Well, no. Banksy didn’t come to Toronto for our great walls: he came, pretty clearly, to promote his new film Exit Through the Gift Shop, which opened in Toronto last Friday, the same day as the first of the Banksy spottings. He came here for the same reason he left art behind this and last week in San Francisco, Chicago, Detroit, and Boston. Either he’s working with a crew, or the man’s accumulated more frequent flyer miles than the Times Square bomber.
Banksy’s visit does mark a kind of arrival for Toronto. At bottom, art like his attacks the usurpation of public space by private interests, a vandalism of the vandals. Banksy’s specific targets include big war, big business, our post-9/11 surveillance culture, the destruction of our environment.
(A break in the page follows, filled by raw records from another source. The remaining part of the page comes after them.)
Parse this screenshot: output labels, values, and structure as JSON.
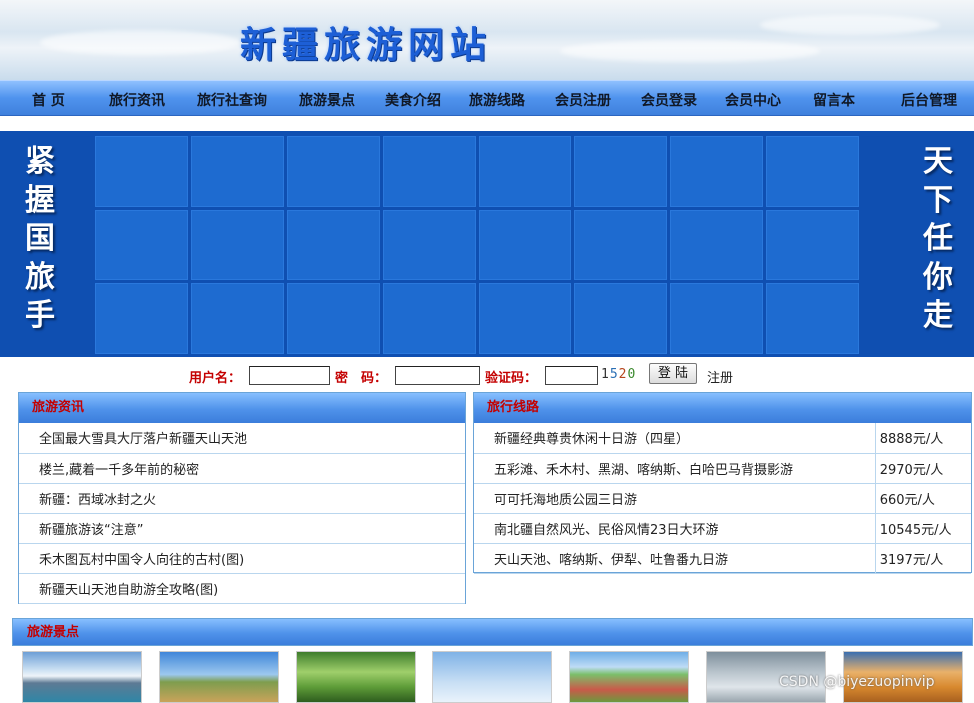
{
  "header": {
    "title": "新疆旅游网站"
  },
  "nav": {
    "items": [
      "首 页",
      "旅行资讯",
      "旅行社查询",
      "旅游景点",
      "美食介绍",
      "旅游线路",
      "会员注册",
      "会员登录",
      "会员中心",
      "留言本",
      "后台管理"
    ]
  },
  "banner": {
    "left_text": "紧握国旅手",
    "right_text": "天下任你走"
  },
  "login": {
    "username_label": "用户名：",
    "password_label": "密　码：",
    "captcha_label": "验证码：",
    "captcha_code": "1520",
    "submit_label": "登 陆",
    "register_label": "注册"
  },
  "news": {
    "title": "旅游资讯",
    "items": [
      "全国最大雪具大厅落户新疆天山天池",
      "楼兰,藏着一千多年前的秘密",
      "新疆：西域冰封之火",
      "新疆旅游该“注意”",
      "禾木图瓦村中国令人向往的古村(图)",
      "新疆天山天池自助游全攻略(图)"
    ]
  },
  "routes": {
    "title": "旅行线路",
    "items": [
      {
        "name": "新疆经典尊贵休闲十日游（四星）",
        "price": "8888元/人"
      },
      {
        "name": "五彩滩、禾木村、黑湖、喀纳斯、白哈巴马背摄影游",
        "price": "2970元/人"
      },
      {
        "name": "可可托海地质公园三日游",
        "price": "660元/人"
      },
      {
        "name": "南北疆自然风光、民俗风情23日大环游",
        "price": "10545元/人"
      },
      {
        "name": "天山天池、喀纳斯、伊犁、吐鲁番九日游",
        "price": "3197元/人"
      }
    ]
  },
  "scenic": {
    "title": "旅游景点"
  },
  "watermark": "CSDN @biyezuopinvip",
  "colors": {
    "nav_blue": "#4f93ee",
    "banner_blue": "#0f4fb1",
    "label_red": "#c40000"
  }
}
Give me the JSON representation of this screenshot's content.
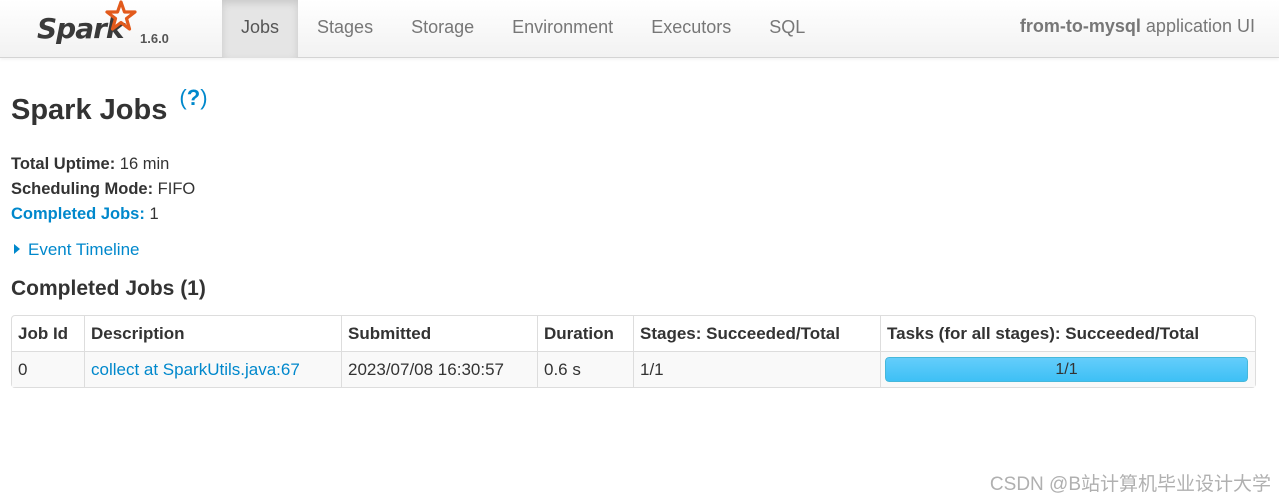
{
  "brand": {
    "logo_text": "Spark",
    "version": "1.6.0"
  },
  "nav": {
    "tabs": [
      {
        "label": "Jobs",
        "active": true
      },
      {
        "label": "Stages",
        "active": false
      },
      {
        "label": "Storage",
        "active": false
      },
      {
        "label": "Environment",
        "active": false
      },
      {
        "label": "Executors",
        "active": false
      },
      {
        "label": "SQL",
        "active": false
      }
    ],
    "app_name": "from-to-mysql",
    "app_suffix": " application UI"
  },
  "page": {
    "title": "Spark Jobs",
    "help_open": "(",
    "help_q": "?",
    "help_close": ")"
  },
  "summary": {
    "uptime_label": "Total Uptime:",
    "uptime_value": " 16 min",
    "mode_label": "Scheduling Mode:",
    "mode_value": " FIFO",
    "completed_label": "Completed Jobs:",
    "completed_value": " 1"
  },
  "timeline": {
    "label": "Event Timeline"
  },
  "completed_section": {
    "title": "Completed Jobs (1)"
  },
  "table": {
    "headers": [
      "Job Id",
      "Description",
      "Submitted",
      "Duration",
      "Stages: Succeeded/Total",
      "Tasks (for all stages): Succeeded/Total"
    ],
    "rows": [
      {
        "job_id": "0",
        "description": "collect at SparkUtils.java:67",
        "submitted": "2023/07/08 16:30:57",
        "duration": "0.6 s",
        "stages": "1/1",
        "tasks": "1/1",
        "tasks_progress": 1.0
      }
    ]
  },
  "colors": {
    "link": "#0088cc",
    "progress_bar": "#4ec3f7"
  },
  "watermark": "CSDN @B站计算机毕业设计大学"
}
If Banksy comes to your town, you’re on the map, but it’s not a good map.
In the end, though, the main virtue of Banksy’s North American tour is simply that it got some of us out of our homes and into what’s left of our public spaces on a collective scavenger hunt, searching for Banksy and often finding each other, to stand for a moment in the wreckage and adore.
Nick Mount is a professor of English at the University of Toronto, and a regular contributor on street art and other subjects to The Walrus and Queen’s Quarterly. He won a National Magazine Silver Award in 2008 for an article on New York street artist Dan Witz.
Photos of Banksy’s Toronto pieces, as they were shortly after sunrise on Tuesday, May 11, by Michael Chrisman/Torontoist.